[Data about app and page elements]
════════
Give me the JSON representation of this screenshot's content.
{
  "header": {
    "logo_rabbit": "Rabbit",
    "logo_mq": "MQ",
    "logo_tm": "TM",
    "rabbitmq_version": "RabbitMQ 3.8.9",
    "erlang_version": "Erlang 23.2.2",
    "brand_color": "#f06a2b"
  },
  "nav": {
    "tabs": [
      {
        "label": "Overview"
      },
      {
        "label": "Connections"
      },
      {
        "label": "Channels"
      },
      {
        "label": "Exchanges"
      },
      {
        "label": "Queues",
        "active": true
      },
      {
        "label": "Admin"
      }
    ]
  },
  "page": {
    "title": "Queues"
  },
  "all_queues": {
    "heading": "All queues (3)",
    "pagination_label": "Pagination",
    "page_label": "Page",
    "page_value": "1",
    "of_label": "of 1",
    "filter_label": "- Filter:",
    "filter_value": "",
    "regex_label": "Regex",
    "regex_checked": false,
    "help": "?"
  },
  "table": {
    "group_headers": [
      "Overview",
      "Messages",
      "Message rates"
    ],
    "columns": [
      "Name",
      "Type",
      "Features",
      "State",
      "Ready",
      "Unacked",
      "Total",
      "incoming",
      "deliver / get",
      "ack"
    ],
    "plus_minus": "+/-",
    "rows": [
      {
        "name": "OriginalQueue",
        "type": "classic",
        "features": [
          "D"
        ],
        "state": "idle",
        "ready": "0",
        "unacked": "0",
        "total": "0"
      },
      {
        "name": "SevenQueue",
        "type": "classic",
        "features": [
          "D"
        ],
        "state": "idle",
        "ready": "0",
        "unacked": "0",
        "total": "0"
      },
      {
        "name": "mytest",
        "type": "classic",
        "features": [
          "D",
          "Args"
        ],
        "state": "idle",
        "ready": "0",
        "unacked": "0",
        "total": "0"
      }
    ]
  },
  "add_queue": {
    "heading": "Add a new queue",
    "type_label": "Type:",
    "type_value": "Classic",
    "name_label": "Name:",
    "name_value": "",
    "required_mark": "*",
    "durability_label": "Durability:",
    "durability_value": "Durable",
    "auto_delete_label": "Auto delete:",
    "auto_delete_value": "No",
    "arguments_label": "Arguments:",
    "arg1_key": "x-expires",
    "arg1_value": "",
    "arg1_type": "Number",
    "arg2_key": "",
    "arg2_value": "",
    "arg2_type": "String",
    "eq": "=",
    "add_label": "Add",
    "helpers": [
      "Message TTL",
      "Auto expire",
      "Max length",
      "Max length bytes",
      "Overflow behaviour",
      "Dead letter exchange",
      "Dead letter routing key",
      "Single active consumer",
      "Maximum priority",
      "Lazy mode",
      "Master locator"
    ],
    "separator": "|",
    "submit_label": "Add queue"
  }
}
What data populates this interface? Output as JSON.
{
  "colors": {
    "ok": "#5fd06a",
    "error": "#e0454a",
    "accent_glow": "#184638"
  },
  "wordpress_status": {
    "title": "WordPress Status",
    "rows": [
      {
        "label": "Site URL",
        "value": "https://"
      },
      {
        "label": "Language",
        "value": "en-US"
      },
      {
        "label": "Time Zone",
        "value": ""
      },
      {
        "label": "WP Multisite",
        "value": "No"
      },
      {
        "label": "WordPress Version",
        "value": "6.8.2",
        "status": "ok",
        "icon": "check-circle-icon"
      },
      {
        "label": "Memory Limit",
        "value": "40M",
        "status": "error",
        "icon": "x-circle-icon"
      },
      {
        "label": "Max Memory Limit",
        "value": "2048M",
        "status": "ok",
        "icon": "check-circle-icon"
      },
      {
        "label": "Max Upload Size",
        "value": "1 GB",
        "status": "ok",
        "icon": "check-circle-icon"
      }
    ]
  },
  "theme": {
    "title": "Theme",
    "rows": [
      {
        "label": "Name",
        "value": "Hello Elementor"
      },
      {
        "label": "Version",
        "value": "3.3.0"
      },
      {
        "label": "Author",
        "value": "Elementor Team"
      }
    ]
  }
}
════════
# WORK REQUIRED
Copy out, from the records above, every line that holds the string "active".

# WRITTEN SOLUTION
        "active": true
      "Single active consumer",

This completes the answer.